Currently, the process of becoming a registered and licensed nurse in B.C. is lengthy and costly. It involves multiple assessments and applications, which can cost over $4,000 CAD. If the IEN wants to be assessed for multiple streams (licensed-practical nurse, registered nurse, health-care assistant) the costs continue to grow.
To ease the financial burden of the licensing process, B.C. will provide bursaries for 1,500 IENs ranging from $1,500 CAD to $16,000 CAD.
The B.C. government is also consolidating the assessment process, so that IENs can be assessed for multiple designations at once, reducing the costs associated with multiple assessments.
To help navigate the complicated licensing process, B.C. is also investing in creating new nurse navigator positions. These individuals will help to guide IENs through the complex assessment and licensing process. Nurse navigators will also assist IENs by providing support through job placement and relocation information. IENs can access these resources on the government’s Health Match BC website.
The program is expected to remove barriers for IENs who want to practice as a nurse in B.C. The British Columbia Nominee Program (BCPNP) is also making it easier for IENs to immigrate to the province.
The province recently started holding targeted nominee draws for healthcare workers; the draws invite qualifying healthcare workers and require a lower score requirement than general BCPNP draws. Healthcare candidates must be eligible under one of BCPNP’s Skills Immigration streams.
As Canada faces a considerable labour shortage, provinces across the country are proposing changes to help internationally trained newcomers work in their fields. In October 2021, the Ontario government proposed legislation to remove barriers for internationally-trained immigrants, enabling them to work in their professions or trade. As Canada’s labour shortage grows, more provinces are expected to follow suit.
Provinces across Canada are increasingly reliant on immigration to fill labour market gaps. With an aging population and declining birth rates, immigration is more important than ever.
Interested in learning more about how you can immigrate to Canada? Complete our free online assessment form today for a full evaluation of your options!
Applicants will soon be able to submit test results from one of three approved English-language tests, IELTS, CELPIP and now PTE for their Canadian immigration […]
Express Entry Draw
The latest Canadian Express Entry draw was just held, marking the fourth draw of 2023, and already the second draw of February. Express Entry draw 240 […]

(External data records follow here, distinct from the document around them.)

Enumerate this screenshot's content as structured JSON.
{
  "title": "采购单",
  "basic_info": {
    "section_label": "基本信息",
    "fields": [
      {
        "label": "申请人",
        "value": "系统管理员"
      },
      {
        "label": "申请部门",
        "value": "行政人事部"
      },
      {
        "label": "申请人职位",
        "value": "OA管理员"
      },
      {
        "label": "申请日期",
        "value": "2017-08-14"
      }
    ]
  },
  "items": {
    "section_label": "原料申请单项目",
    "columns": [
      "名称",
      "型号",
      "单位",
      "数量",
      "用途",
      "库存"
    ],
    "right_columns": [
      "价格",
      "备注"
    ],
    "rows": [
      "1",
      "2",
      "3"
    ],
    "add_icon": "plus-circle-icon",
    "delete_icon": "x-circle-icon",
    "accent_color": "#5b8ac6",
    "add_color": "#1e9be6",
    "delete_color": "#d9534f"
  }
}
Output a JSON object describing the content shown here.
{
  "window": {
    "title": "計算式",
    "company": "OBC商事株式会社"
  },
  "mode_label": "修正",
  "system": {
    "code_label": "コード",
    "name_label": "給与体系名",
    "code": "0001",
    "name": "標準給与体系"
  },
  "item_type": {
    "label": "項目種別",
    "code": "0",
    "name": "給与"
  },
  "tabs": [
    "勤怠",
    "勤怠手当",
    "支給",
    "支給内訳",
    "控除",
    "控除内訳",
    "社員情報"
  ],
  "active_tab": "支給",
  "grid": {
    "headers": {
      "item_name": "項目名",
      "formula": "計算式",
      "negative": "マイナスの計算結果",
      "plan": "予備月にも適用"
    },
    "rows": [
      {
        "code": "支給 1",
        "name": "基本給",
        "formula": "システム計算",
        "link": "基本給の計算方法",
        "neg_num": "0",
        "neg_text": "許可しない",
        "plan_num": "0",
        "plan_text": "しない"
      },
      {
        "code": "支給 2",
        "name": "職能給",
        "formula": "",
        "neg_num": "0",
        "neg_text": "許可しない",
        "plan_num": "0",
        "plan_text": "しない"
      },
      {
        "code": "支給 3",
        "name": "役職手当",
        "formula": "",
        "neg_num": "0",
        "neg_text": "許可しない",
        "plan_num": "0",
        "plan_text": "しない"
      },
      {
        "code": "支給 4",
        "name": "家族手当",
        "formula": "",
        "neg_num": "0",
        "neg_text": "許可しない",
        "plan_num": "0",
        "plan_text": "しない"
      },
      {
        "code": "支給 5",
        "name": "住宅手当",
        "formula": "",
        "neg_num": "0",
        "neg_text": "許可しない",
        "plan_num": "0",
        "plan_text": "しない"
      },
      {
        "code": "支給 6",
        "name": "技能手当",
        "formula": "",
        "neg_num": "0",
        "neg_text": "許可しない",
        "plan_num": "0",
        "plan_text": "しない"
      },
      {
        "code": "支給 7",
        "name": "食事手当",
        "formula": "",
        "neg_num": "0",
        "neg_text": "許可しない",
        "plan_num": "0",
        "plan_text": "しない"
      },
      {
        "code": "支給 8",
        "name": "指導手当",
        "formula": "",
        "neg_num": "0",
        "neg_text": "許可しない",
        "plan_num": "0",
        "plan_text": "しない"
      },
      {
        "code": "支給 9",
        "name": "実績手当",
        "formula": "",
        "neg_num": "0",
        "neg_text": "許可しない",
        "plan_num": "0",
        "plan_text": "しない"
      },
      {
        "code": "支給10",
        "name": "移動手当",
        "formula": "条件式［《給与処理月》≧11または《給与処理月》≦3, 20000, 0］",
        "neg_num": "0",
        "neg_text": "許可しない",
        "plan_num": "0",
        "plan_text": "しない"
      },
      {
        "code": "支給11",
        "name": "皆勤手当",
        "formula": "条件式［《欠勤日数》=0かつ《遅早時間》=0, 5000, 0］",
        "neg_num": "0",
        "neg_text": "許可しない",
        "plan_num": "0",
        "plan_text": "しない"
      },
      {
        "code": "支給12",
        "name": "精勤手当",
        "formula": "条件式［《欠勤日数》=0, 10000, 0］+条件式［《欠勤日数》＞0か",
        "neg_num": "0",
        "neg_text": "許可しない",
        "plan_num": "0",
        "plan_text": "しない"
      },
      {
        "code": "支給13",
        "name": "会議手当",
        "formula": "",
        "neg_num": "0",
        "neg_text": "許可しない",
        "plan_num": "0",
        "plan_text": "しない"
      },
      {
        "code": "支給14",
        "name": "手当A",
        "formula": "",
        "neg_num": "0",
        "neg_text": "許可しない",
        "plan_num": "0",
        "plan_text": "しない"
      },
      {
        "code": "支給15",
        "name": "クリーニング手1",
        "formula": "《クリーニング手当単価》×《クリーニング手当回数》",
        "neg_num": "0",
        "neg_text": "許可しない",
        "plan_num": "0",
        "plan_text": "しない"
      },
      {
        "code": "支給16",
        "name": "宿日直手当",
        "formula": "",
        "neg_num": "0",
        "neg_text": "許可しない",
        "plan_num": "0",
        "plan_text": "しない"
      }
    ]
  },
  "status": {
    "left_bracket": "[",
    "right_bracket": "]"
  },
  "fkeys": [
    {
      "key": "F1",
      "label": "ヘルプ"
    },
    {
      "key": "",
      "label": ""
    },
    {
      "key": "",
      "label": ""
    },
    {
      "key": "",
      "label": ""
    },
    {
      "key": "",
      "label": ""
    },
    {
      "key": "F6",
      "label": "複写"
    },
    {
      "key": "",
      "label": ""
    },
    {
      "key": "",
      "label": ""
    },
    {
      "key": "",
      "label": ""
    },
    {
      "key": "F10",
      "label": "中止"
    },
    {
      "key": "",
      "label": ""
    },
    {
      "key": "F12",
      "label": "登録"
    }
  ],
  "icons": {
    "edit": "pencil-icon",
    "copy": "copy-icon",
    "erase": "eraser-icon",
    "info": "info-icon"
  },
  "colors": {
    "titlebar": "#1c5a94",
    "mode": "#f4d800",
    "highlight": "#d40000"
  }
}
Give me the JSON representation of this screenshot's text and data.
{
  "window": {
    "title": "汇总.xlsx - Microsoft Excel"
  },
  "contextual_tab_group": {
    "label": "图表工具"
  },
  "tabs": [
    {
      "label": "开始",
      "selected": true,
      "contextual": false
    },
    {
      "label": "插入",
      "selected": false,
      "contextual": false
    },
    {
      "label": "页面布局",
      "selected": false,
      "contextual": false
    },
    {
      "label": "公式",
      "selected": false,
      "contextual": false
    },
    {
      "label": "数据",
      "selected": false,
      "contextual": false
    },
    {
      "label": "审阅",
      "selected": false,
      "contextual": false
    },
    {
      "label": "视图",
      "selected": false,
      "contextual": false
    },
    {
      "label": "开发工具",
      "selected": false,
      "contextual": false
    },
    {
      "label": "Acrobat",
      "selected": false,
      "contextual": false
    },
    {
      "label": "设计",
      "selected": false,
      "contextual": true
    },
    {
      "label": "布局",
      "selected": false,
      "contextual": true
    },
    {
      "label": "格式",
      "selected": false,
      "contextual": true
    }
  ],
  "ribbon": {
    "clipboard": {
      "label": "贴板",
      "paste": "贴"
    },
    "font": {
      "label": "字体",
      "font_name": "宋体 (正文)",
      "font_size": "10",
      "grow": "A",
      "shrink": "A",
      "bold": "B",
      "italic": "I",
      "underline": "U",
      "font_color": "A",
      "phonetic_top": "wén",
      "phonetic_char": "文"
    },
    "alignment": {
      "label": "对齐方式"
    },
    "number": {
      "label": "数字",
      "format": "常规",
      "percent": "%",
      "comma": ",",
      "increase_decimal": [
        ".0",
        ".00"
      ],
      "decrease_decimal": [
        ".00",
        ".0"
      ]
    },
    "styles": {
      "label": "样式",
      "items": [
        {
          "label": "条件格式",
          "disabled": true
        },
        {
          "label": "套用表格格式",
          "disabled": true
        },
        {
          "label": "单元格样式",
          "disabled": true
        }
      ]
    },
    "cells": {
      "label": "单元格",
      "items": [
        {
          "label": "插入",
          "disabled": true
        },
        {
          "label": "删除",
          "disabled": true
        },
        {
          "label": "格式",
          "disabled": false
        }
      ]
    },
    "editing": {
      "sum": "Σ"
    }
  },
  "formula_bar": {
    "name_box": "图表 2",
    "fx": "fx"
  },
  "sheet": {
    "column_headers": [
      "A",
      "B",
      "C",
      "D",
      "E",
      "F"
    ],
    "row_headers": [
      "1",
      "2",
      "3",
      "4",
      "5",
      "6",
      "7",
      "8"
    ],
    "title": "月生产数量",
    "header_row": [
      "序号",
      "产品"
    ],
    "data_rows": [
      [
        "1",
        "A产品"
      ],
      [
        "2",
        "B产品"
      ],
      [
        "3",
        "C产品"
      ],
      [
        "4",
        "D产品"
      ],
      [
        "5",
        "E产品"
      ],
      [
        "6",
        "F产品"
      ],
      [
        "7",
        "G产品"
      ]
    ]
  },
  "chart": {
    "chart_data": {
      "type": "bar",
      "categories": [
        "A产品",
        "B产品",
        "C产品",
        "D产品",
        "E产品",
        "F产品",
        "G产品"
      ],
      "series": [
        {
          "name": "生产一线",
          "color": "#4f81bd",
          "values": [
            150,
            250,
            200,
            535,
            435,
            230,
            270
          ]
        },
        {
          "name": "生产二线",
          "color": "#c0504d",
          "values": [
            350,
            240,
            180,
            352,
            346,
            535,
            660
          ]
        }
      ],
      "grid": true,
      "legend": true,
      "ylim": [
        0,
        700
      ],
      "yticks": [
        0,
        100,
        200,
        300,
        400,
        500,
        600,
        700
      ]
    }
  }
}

Express Entry Draw
The latest Canadian Express Entry draw was just held, marking the third draw of 2023. Express Entry draw 239 saw a CRS score of 733 […]
Provincial Nominee Program (PNP)
PNP’s play a vital role in Canadian immigration by allowing each province or territory the ability to nominate individuals they would like to immigrate to […]
Canada Work Permit
As of today, January 30th, some family members of the Temporary Foreign Worker Program (TFWP) are now eligible for Open Work Permits (OWP).
Earlier this week, Canada announced that it welcomed a record number of Francophone immigrants in 2022 and reached its immigration targets for French speakers outside […]